▸ **TASK OBJECTIVE**: Lines holding the word "accel" are the ones to copy from the data below.

(Interface dataset entries)

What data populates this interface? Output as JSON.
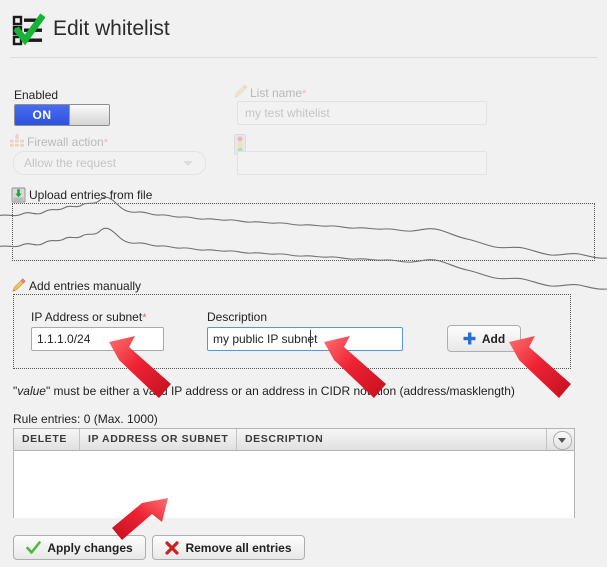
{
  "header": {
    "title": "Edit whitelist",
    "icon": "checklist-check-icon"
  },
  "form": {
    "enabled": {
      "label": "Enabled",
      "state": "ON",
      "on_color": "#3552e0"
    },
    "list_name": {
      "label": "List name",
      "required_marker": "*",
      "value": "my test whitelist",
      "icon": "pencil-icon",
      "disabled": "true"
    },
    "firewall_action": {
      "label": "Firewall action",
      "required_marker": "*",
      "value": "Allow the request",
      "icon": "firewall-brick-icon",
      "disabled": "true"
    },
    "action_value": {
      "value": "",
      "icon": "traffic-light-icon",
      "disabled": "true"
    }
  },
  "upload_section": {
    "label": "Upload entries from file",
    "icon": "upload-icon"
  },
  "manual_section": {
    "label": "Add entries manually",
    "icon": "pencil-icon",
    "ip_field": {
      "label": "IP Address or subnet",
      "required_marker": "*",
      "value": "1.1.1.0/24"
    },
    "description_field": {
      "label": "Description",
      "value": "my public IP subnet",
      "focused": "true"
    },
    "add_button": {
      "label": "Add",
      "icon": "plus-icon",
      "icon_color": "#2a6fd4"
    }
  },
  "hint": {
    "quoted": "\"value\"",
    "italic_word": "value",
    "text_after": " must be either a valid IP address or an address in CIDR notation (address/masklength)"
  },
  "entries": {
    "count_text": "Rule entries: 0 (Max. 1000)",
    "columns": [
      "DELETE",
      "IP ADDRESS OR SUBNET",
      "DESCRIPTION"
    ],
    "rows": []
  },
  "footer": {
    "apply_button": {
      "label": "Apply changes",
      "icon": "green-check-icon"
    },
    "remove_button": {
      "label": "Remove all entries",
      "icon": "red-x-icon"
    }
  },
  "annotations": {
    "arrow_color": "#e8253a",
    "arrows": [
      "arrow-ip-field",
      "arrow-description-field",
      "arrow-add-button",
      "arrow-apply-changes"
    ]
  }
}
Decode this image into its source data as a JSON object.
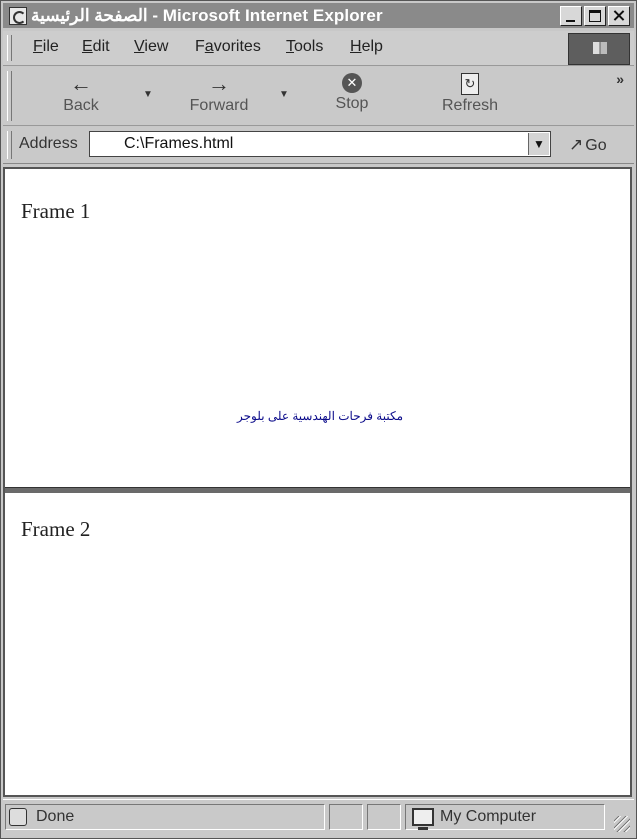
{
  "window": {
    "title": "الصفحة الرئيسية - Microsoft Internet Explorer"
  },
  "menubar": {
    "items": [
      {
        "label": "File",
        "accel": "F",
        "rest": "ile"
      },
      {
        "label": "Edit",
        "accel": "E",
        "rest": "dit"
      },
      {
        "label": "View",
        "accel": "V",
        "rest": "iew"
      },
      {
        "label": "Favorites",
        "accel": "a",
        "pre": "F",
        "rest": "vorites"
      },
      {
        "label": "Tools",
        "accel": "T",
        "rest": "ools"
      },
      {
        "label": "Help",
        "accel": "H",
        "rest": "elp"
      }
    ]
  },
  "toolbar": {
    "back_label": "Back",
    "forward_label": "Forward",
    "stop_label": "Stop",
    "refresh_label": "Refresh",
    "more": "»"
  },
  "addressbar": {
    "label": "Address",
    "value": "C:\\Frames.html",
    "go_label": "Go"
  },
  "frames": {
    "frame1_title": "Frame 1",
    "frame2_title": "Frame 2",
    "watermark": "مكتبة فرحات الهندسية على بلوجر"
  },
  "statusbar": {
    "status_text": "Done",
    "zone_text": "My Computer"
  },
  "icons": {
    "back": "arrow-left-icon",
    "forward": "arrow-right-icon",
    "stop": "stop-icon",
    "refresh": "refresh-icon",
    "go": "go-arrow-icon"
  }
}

▸ **ANSWER AREA**:
        "accel": "F",
        "accel": "E",
        "accel": "V",
        "accel": "a",
        "accel": "T",
        "accel": "H",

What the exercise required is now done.